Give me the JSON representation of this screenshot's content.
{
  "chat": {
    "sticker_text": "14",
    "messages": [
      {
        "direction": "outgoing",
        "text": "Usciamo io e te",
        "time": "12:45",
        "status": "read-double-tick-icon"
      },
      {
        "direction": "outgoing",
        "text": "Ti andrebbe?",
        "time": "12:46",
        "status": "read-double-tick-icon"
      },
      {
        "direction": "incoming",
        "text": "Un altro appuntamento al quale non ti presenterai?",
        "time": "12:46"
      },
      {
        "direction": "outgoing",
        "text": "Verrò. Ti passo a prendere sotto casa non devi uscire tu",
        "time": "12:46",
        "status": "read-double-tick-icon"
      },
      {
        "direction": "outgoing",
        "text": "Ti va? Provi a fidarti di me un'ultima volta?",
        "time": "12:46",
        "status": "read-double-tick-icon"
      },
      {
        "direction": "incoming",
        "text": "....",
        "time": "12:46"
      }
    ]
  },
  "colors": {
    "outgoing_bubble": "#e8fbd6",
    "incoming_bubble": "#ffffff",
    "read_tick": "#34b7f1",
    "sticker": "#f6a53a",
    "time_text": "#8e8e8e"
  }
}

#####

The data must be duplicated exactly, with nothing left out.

Give me the JSON representation of this screenshot's content.
{
  "chat": {
    "sticker_text": "14",
    "messages": [
      {
        "direction": "outgoing",
        "text": "Usciamo io e te",
        "time": "12:45",
        "status": "read-double-tick-icon"
      },
      {
        "direction": "outgoing",
        "text": "Ti andrebbe?",
        "time": "12:46",
        "status": "read-double-tick-icon"
      },
      {
        "direction": "incoming",
        "text": "Un altro appuntamento al quale non ti presenterai?",
        "time": "12:46"
      },
      {
        "direction": "outgoing",
        "text": "Verrò. Ti passo a prendere sotto casa non devi uscire tu",
        "time": "12:46",
        "status": "read-double-tick-icon"
      },
      {
        "direction": "outgoing",
        "text": "Ti va? Provi a fidarti di me un'ultima volta?",
        "time": "12:46",
        "status": "read-double-tick-icon"
      },
      {
        "direction": "incoming",
        "text": "....",
        "time": "12:46"
      }
    ]
  },
  "colors": {
    "outgoing_bubble": "#e8fbd6",
    "incoming_bubble": "#ffffff",
    "read_tick": "#34b7f1",
    "sticker": "#f6a53a",
    "time_text": "#8e8e8e"
  }
}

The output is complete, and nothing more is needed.